- _EXERCISE_: Would you return each record that follows word for word, without its pictures?

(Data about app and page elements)
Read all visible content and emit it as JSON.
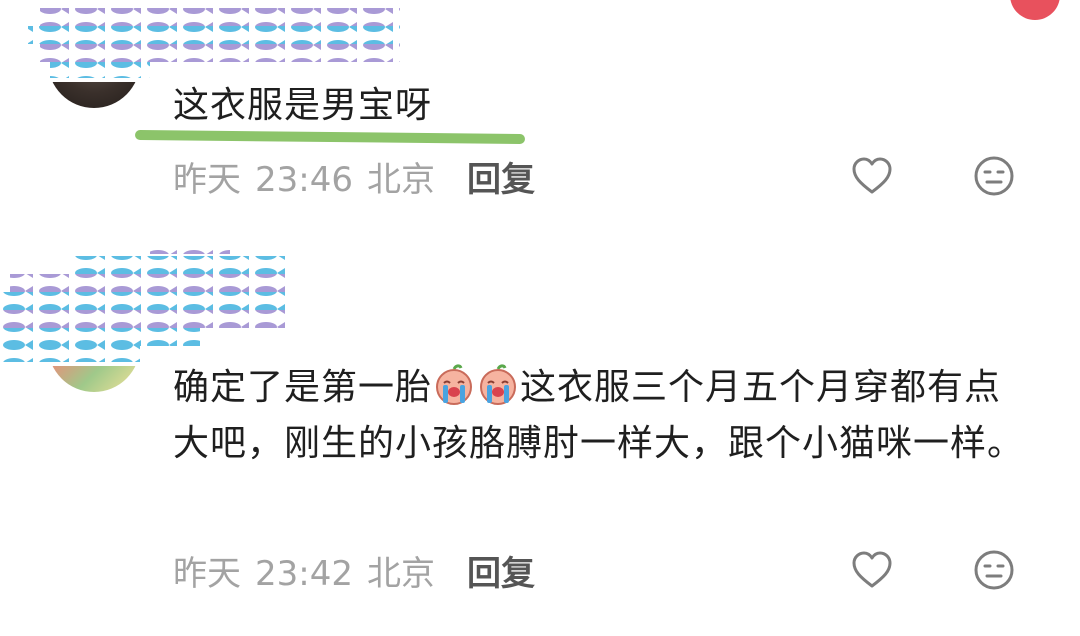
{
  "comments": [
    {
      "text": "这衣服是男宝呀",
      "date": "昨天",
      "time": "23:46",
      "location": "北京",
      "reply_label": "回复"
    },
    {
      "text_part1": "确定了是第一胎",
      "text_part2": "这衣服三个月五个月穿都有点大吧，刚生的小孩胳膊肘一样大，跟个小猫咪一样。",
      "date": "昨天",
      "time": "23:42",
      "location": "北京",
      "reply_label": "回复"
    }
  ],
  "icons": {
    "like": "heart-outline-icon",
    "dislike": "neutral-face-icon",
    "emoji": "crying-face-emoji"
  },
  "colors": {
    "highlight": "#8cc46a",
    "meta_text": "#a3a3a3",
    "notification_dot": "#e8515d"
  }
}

- _ANSWER FOR THE TASK_:
Read all visible content and emit it as JSON.
{
  "comments": [
    {
      "text": "这衣服是男宝呀",
      "date": "昨天",
      "time": "23:46",
      "location": "北京",
      "reply_label": "回复"
    },
    {
      "text_part1": "确定了是第一胎",
      "text_part2": "这衣服三个月五个月穿都有点大吧，刚生的小孩胳膊肘一样大，跟个小猫咪一样。",
      "date": "昨天",
      "time": "23:42",
      "location": "北京",
      "reply_label": "回复"
    }
  ],
  "icons": {
    "like": "heart-outline-icon",
    "dislike": "neutral-face-icon",
    "emoji": "crying-face-emoji"
  },
  "colors": {
    "highlight": "#8cc46a",
    "meta_text": "#a3a3a3",
    "notification_dot": "#e8515d"
  }
}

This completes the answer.